Exercise instructions: Whenever a line below mentions the word "suffix", that line should be copied.

Data section:

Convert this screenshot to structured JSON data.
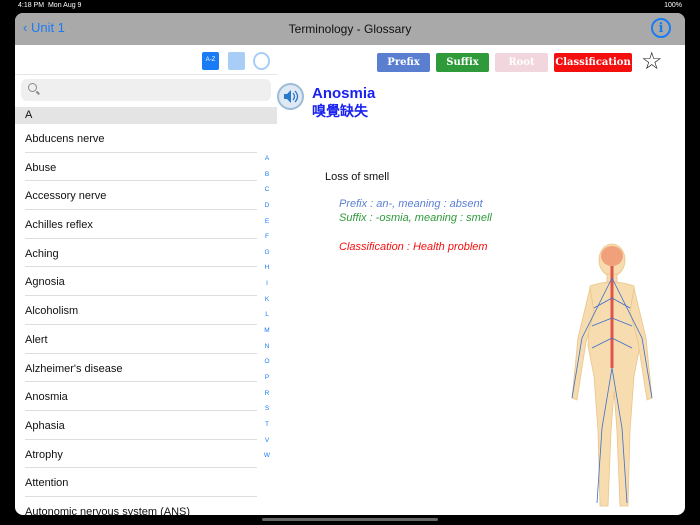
{
  "status": {
    "time": "4:18 PM",
    "date": "Mon Aug 9",
    "battery": "100%"
  },
  "nav": {
    "back": "Unit 1",
    "title": "Terminology - Glossary"
  },
  "toolbar": {
    "az": "A-Z"
  },
  "buttons": {
    "prefix": "Prefix",
    "suffix": "Suffix",
    "root": "Root",
    "classification": "Classification"
  },
  "colors": {
    "prefix": "#5a7fd1",
    "suffix": "#2e9a3a",
    "root": "#f2d6de",
    "classification": "#f40f0f",
    "accent": "#1a7cf5"
  },
  "list": {
    "section": "A",
    "items": [
      "Abducens nerve",
      "Abuse",
      "Accessory nerve",
      "Achilles reflex",
      "Aching",
      "Agnosia",
      "Alcoholism",
      "Alert",
      "Alzheimer's disease",
      "Anosmia",
      "Aphasia",
      "Atrophy",
      "Attention",
      "Autonomic nervous system (ANS)"
    ]
  },
  "index": [
    "A",
    "B",
    "C",
    "D",
    "E",
    "F",
    "G",
    "H",
    "I",
    "K",
    "L",
    "M",
    "N",
    "O",
    "P",
    "R",
    "S",
    "T",
    "V",
    "W"
  ],
  "detail": {
    "term": "Anosmia",
    "chinese": "嗅覺缺失",
    "definition": "Loss of smell",
    "prefix": "Prefix : an-, meaning : absent",
    "suffix": "Suffix : -osmia, meaning : smell",
    "classification": "Classification : Health problem"
  }
}
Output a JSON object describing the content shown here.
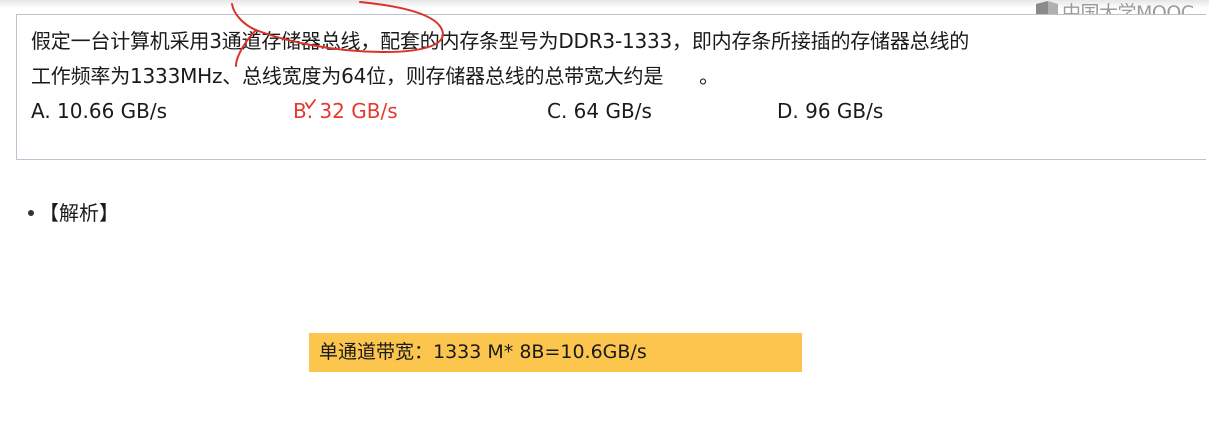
{
  "watermark": {
    "text": "中国大学MOOC",
    "logo_icon": "mooc-logo-icon"
  },
  "question": {
    "line1": "假定一台计算机采用3通道存储器总线，配套的内存条型号为DDR3-1333，即内存条所接插的存储器总线的",
    "line2_before_blank": "工作频率为1333MHz、总线宽度为64位，则存储器总线的总带宽大约是",
    "line2_after_blank": "。",
    "options": [
      {
        "label": "A. 10.66 GB/s",
        "selected": false
      },
      {
        "label": "B. 32 GB/s",
        "selected": true
      },
      {
        "label": "C. 64 GB/s",
        "selected": false
      },
      {
        "label": "D. 96 GB/s",
        "selected": false
      }
    ]
  },
  "analysis": {
    "label": "【解析】"
  },
  "highlight": {
    "text": "单通道带宽：1333 M* 8B=10.6GB/s"
  },
  "colors": {
    "answer_red": "#e23b2e",
    "highlight_yellow": "#fcc64e",
    "box_border": "#b9c4d0",
    "watermark_gray": "#9a9a9a"
  }
}
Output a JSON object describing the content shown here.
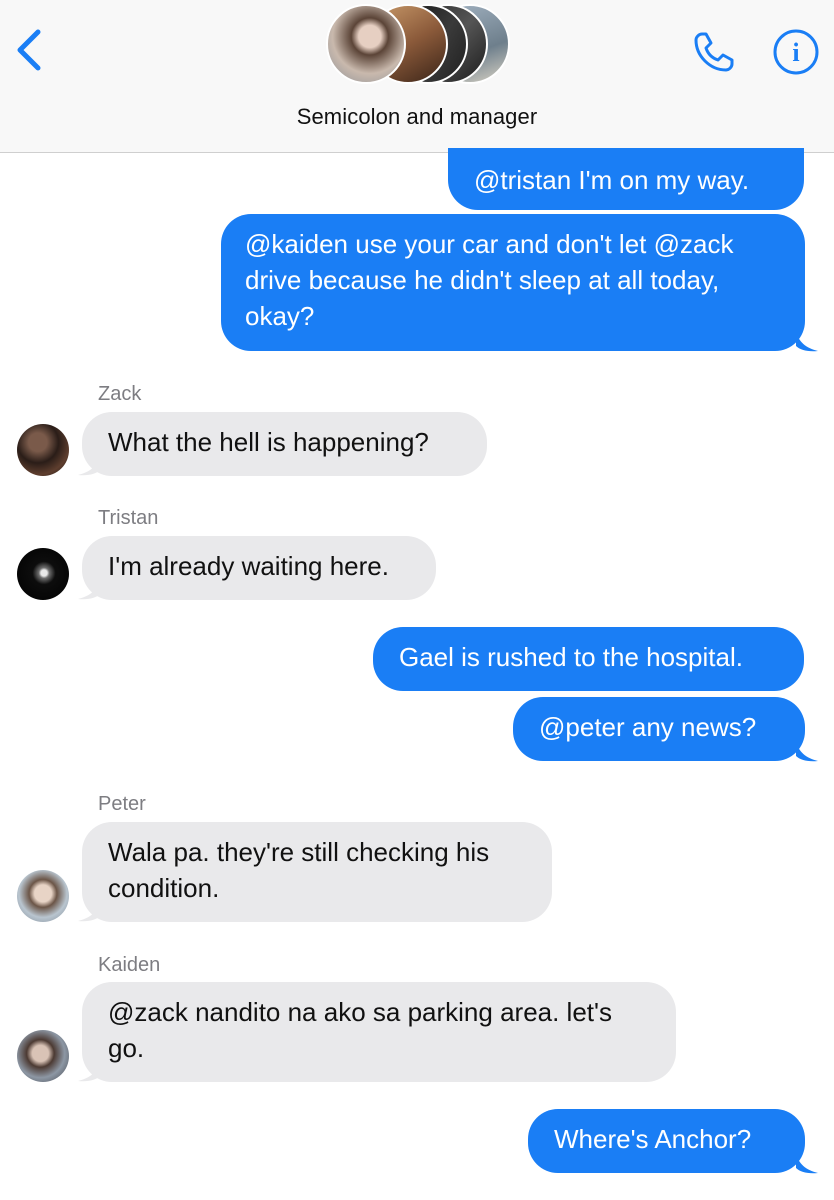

Exercise result:
    "suffix": "Suffix",
    "suffix": "#2e9a3a",
    "suffix": "Suffix : -osmia, meaning : smell",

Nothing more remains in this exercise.